As a practitioner of the polemical arts, Buckley was second to none. Yet, he always did his job with a playful flair, often disarming his opponents with his rapier wit -- or enraging them, take your pick. He avoided the bitterness and rancor rampant in today's political punditry, always keeping his wits and good cheer. And his rhetorical skills were widely acknowledged and feared. In one debate, Buckley led a team of conservatives against a team of liberals led by Gary Hart, the former U.S. Senator from Colorado who had (by this time) run a bid to become the Democratic presidential candidate -- a bid that was derailed by an extramarital affair he had been having with a young woman named Donna Rice. (It seems almost quaint that, in the days before the unhousebroken Clintons left their unique stain on the national conscience, we used to hold political candidates up to some level of moral standard higher than zero degrees Kelvin.) During one of the cross-examinations, Buckley asked Hart whether it embarrassed him that one of Hart's own team members had once disagreed with the viewpoint Hart was putting forth. Hart replied, "Not in the slightest." Then came the famous Buckley grin -- sly, almost leering -- and his understated retort: "Does anything embarrass you?" The audience exploded in mirth, and if looks could kill, Hart probably would have spent his remaining days on death row.

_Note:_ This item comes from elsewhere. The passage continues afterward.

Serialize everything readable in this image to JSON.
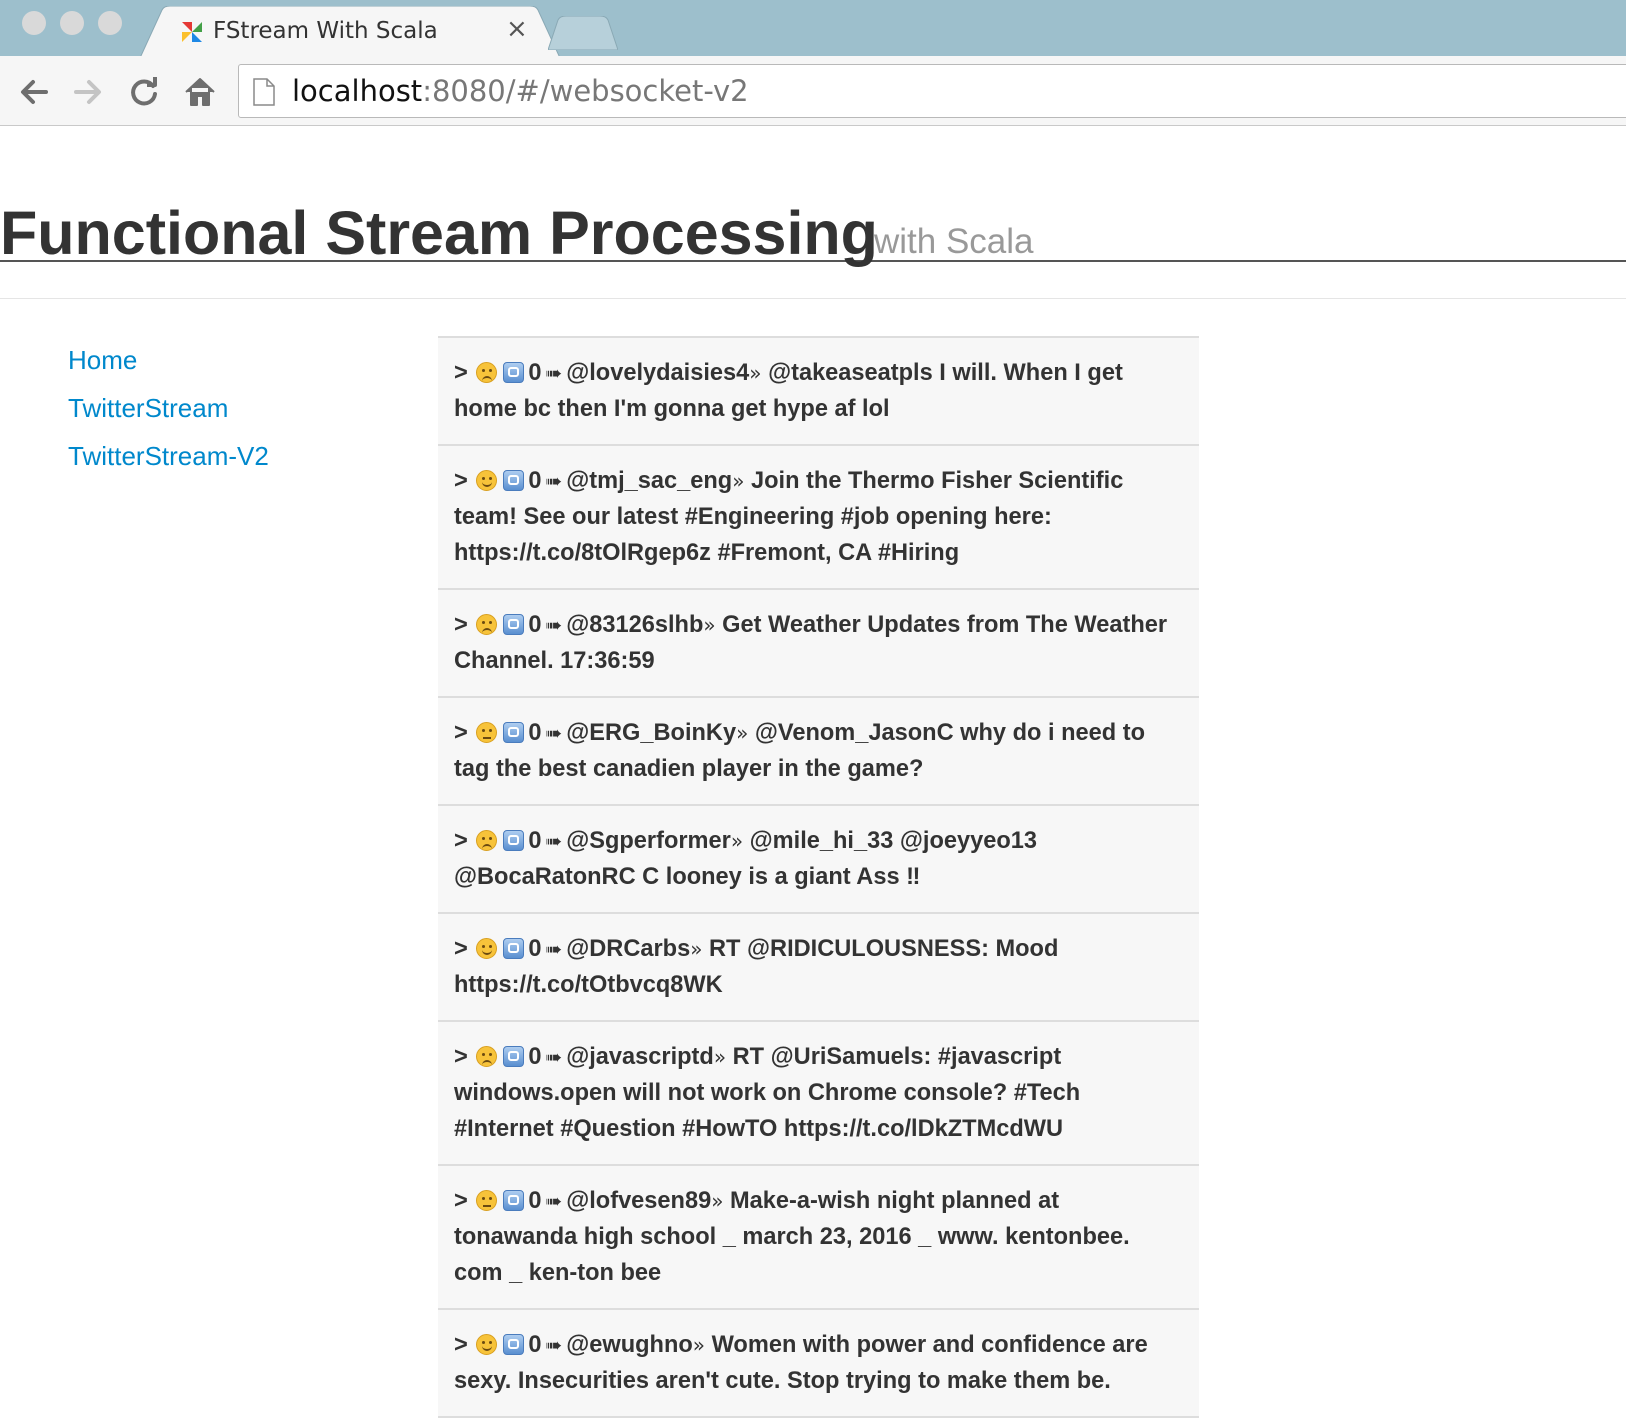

Though Buckley's books tend to be timely and topical -- and thus now dated -- anyone not familiar with the power and grace of his writing ought to consider picking out a few of them and treating himself to some of the best, most luminous prose the English language has to offer. Many of his books are collections of his syndicated columns, and what you find is a fifty-year historical refresher course, dealing with controversies which are today mostly forgotten. The Hiss-Chambers case. The rise and fall of Joe McCarthy. The Warren Court, and the Warren Report. The "Great Society." Vietnam. Affirmative Action. Watergate. Khomeini. The Reagan years. However, some of his books were conceived as books, such as McCarthy and His Enemies (co-written with Brent Bozell) and Up From Liberalism, both books about the McCarthy era; The Unmaking of a Mayor, about his spirited but doomed bid to become mayor of New York (his first act of office would be "to demand a re-count"); and numerous others.
Buckley lost his beloved wife, Pat, last year, and in a recent appearance on Charlie Rose's show, admitted he had no longer any desire to continue life -- these weren't the words of a bitter man, but of a man who knew his life's work had been accomplished and there was nothing pressing here to keep him from God's presence. A devout Catholic, he was asked during a Playboy interview if he thought all dogmas, secular and theological, must inevitably fade. The response was pure Buckley: "Some, but not all. I know that my Redeemer liveth." He is survived by their son, Christopher, humorist and author of Thank You For Smoking. Once in an interview, Christopher said that his father was "the nicest person I know." No doubt you'll be hearing a lot of that kind of talk, from all who knew him.
He raised the standard. He fought the good fight. I will miss him. Rest in peace, Mr. Buckley.